* _What this task involves_
Please print each entry below exactly as it reads.

· · · · · · ·

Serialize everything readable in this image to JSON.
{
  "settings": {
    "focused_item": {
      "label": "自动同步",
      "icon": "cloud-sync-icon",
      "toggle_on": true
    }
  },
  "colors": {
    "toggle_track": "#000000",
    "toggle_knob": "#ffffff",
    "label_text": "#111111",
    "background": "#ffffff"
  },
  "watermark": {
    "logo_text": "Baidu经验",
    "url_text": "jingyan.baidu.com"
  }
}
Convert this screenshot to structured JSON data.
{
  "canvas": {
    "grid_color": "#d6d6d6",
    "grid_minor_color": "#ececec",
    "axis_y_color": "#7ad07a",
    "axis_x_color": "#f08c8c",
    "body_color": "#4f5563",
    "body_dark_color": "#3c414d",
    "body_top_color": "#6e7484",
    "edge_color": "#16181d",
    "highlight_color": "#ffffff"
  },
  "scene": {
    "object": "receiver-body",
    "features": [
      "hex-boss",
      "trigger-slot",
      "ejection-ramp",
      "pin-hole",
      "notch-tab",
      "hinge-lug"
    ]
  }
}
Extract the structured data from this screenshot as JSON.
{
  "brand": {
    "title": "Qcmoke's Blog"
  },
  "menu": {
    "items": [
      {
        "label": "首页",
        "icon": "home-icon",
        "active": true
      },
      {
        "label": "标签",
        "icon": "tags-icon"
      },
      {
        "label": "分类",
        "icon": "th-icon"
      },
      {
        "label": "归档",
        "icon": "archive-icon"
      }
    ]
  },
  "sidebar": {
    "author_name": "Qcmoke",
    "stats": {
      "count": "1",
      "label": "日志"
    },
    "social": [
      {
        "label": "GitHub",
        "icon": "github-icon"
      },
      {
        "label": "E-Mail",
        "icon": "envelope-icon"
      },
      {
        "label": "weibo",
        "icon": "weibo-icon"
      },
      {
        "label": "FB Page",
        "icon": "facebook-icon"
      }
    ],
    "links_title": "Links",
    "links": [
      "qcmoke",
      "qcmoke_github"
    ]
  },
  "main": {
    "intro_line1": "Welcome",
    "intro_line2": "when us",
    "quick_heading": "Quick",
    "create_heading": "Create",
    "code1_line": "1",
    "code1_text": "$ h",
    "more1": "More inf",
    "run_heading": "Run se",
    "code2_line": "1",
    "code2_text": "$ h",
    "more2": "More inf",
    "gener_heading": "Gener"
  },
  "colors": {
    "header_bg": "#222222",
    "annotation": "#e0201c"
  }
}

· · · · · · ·

* _Task result_
Serialize everything readable in this image to JSON.
{
  "settings": {
    "focused_item": {
      "label": "自动同步",
      "icon": "cloud-sync-icon",
      "toggle_on": true
    }
  },
  "colors": {
    "toggle_track": "#000000",
    "toggle_knob": "#ffffff",
    "label_text": "#111111",
    "background": "#ffffff"
  },
  "watermark": {
    "logo_text": "Baidu经验",
    "url_text": "jingyan.baidu.com"
  }
}
Convert this screenshot to structured JSON data.
{
  "canvas": {
    "grid_color": "#d6d6d6",
    "grid_minor_color": "#ececec",
    "axis_y_color": "#7ad07a",
    "axis_x_color": "#f08c8c",
    "body_color": "#4f5563",
    "body_dark_color": "#3c414d",
    "body_top_color": "#6e7484",
    "edge_color": "#16181d",
    "highlight_color": "#ffffff"
  },
  "scene": {
    "object": "receiver-body",
    "features": [
      "hex-boss",
      "trigger-slot",
      "ejection-ramp",
      "pin-hole",
      "notch-tab",
      "hinge-lug"
    ]
  }
}
Extract the structured data from this screenshot as JSON.
{
  "brand": {
    "title": "Qcmoke's Blog"
  },
  "menu": {
    "items": [
      {
        "label": "首页",
        "icon": "home-icon",
        "active": true
      },
      {
        "label": "标签",
        "icon": "tags-icon"
      },
      {
        "label": "分类",
        "icon": "th-icon"
      },
      {
        "label": "归档",
        "icon": "archive-icon"
      }
    ]
  },
  "sidebar": {
    "author_name": "Qcmoke",
    "stats": {
      "count": "1",
      "label": "日志"
    },
    "social": [
      {
        "label": "GitHub",
        "icon": "github-icon"
      },
      {
        "label": "E-Mail",
        "icon": "envelope-icon"
      },
      {
        "label": "weibo",
        "icon": "weibo-icon"
      },
      {
        "label": "FB Page",
        "icon": "facebook-icon"
      }
    ],
    "links_title": "Links",
    "links": [
      "qcmoke",
      "qcmoke_github"
    ]
  },
  "main": {
    "intro_line1": "Welcome",
    "intro_line2": "when us",
    "quick_heading": "Quick",
    "create_heading": "Create",
    "code1_line": "1",
    "code1_text": "$ h",
    "more1": "More inf",
    "run_heading": "Run se",
    "code2_line": "1",
    "code2_text": "$ h",
    "more2": "More inf",
    "gener_heading": "Gener"
  },
  "colors": {
    "header_bg": "#222222",
    "annotation": "#e0201c"
  }
}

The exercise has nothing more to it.